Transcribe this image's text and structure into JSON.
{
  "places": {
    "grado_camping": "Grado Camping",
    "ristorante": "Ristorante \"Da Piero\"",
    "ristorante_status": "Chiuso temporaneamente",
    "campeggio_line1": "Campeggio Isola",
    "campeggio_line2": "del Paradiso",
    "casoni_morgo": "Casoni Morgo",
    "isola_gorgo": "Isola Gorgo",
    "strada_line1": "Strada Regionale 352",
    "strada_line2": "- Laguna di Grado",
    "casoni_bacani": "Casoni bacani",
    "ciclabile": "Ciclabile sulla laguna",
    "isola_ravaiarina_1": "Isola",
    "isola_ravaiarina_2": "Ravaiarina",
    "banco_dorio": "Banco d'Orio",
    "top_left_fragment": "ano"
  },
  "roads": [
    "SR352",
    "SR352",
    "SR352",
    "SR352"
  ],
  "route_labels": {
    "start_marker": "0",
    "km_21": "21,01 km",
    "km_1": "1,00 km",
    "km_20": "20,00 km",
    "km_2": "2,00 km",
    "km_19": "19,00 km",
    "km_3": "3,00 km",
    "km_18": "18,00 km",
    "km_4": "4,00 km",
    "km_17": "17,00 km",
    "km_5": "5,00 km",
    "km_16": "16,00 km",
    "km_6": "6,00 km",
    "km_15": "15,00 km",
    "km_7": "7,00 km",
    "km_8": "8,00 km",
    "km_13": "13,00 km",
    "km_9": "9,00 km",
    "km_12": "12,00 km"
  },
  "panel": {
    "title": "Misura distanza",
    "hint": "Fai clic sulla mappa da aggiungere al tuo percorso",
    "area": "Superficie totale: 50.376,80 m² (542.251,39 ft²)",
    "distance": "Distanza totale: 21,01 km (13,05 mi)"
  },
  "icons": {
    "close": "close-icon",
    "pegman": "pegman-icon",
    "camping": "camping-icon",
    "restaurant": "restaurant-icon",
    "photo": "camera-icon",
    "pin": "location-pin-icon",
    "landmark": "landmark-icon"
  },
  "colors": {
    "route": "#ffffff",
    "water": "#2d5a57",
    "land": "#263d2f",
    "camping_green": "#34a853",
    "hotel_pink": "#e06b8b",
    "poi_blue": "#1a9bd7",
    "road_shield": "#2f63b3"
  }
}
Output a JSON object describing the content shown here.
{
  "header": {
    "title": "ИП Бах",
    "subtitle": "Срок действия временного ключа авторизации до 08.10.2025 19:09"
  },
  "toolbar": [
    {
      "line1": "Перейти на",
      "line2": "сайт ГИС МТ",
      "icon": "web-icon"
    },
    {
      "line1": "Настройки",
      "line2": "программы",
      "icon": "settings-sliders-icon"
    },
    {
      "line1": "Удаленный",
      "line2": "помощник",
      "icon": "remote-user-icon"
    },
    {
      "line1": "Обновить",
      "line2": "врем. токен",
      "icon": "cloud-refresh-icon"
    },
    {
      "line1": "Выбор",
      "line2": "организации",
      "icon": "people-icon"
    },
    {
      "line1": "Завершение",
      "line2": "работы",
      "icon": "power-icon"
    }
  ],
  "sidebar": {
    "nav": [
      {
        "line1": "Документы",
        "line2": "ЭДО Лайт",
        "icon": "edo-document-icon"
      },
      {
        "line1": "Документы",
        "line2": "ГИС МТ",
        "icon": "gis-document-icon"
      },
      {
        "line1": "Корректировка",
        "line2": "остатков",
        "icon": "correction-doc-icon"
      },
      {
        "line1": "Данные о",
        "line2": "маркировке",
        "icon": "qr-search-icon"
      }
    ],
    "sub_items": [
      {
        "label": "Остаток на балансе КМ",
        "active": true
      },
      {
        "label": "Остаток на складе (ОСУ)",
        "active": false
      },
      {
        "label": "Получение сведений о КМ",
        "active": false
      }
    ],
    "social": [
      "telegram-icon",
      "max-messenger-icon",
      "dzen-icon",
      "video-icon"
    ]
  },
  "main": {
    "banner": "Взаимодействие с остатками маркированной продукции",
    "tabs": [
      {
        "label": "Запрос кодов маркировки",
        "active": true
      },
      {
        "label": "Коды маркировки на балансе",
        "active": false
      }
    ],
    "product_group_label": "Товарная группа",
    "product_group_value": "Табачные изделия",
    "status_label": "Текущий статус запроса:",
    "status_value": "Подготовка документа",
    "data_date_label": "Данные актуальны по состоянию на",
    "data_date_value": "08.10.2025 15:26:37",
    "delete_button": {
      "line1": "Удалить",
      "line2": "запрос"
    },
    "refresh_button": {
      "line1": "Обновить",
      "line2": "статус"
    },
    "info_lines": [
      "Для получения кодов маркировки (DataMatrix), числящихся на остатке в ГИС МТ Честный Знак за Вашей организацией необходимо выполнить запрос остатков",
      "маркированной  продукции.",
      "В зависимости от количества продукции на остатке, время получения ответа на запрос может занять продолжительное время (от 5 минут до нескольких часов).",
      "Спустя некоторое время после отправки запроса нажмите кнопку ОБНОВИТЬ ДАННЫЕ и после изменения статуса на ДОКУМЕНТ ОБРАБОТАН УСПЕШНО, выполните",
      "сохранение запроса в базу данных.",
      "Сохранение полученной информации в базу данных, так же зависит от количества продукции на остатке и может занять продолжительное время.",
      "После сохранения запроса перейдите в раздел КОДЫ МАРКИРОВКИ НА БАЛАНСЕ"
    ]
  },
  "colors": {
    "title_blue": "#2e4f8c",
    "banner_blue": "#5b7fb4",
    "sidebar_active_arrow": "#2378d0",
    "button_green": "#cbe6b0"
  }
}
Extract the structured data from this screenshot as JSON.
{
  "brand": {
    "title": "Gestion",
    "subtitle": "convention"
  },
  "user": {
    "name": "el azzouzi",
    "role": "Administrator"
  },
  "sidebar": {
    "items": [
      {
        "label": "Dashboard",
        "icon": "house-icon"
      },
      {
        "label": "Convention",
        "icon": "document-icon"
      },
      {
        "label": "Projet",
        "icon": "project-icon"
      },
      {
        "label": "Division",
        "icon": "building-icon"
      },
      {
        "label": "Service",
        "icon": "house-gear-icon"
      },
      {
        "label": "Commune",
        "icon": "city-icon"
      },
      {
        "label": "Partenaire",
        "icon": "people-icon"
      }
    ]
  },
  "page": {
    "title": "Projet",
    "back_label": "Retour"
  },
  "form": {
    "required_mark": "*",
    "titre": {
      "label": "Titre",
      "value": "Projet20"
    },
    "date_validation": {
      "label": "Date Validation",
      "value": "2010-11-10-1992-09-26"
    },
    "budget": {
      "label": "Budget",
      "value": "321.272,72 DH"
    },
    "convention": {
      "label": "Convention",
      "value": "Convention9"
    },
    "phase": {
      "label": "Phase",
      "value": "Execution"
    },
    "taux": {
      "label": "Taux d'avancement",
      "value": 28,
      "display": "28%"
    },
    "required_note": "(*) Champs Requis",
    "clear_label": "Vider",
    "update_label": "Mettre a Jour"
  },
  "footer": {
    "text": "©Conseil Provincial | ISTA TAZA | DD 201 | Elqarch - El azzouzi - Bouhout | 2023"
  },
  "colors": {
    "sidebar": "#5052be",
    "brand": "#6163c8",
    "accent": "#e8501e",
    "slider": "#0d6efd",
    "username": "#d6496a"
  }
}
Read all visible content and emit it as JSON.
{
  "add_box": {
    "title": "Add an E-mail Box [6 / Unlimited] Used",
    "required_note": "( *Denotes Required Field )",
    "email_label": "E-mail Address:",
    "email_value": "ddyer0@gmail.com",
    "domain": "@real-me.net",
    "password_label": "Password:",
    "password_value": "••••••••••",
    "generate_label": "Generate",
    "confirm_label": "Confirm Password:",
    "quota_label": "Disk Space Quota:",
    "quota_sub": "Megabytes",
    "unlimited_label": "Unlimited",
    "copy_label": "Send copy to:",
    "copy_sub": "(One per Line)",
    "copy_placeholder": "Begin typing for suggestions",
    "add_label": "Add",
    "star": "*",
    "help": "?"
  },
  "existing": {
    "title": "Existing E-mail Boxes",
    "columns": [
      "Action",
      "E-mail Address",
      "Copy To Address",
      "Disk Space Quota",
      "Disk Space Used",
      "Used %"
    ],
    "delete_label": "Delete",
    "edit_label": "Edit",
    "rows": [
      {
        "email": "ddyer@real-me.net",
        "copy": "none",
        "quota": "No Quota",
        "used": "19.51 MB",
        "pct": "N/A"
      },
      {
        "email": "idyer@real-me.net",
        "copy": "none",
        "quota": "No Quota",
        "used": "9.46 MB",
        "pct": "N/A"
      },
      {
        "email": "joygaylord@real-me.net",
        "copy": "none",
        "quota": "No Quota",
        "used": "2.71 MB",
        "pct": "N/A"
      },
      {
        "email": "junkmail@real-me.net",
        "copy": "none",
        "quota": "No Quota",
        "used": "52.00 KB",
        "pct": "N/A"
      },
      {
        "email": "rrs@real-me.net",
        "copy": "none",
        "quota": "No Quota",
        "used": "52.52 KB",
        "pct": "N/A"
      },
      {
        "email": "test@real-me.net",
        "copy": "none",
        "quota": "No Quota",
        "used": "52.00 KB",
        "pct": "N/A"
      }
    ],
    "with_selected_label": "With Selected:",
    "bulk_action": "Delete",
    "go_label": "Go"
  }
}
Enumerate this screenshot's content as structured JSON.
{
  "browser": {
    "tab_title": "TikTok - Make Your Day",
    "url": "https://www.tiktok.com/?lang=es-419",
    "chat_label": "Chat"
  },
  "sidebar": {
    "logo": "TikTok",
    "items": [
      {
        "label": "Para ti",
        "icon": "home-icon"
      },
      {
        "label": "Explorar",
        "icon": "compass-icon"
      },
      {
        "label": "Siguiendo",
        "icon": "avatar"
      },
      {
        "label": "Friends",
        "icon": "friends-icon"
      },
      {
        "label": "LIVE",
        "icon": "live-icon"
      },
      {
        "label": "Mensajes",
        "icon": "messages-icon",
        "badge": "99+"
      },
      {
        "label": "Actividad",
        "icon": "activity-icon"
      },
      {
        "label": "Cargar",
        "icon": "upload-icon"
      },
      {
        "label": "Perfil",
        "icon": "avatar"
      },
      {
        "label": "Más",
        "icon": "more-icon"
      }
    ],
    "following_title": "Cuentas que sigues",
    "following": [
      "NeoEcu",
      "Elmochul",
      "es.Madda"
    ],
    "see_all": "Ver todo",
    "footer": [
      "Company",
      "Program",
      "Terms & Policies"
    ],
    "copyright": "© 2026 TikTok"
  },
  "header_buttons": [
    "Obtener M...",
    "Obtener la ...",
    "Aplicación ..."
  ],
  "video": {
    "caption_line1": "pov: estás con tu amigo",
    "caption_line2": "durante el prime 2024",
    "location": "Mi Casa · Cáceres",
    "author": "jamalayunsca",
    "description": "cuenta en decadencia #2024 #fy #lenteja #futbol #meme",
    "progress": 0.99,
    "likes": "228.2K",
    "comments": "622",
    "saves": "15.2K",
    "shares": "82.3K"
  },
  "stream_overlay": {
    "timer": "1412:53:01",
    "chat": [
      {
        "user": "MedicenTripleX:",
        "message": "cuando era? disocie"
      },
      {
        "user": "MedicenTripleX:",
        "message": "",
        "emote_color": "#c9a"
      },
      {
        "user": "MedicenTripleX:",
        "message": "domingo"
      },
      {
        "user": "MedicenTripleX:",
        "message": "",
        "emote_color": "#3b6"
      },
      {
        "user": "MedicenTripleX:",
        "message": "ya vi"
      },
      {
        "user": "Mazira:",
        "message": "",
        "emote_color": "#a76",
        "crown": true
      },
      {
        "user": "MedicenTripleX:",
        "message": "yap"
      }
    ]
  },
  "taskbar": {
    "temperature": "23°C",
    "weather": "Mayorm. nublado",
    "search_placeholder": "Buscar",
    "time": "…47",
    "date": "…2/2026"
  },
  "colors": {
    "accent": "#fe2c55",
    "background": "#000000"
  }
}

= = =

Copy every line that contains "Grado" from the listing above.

    "grado_camping": "Grado Camping",
    "strada_line2": "- Laguna di Grado",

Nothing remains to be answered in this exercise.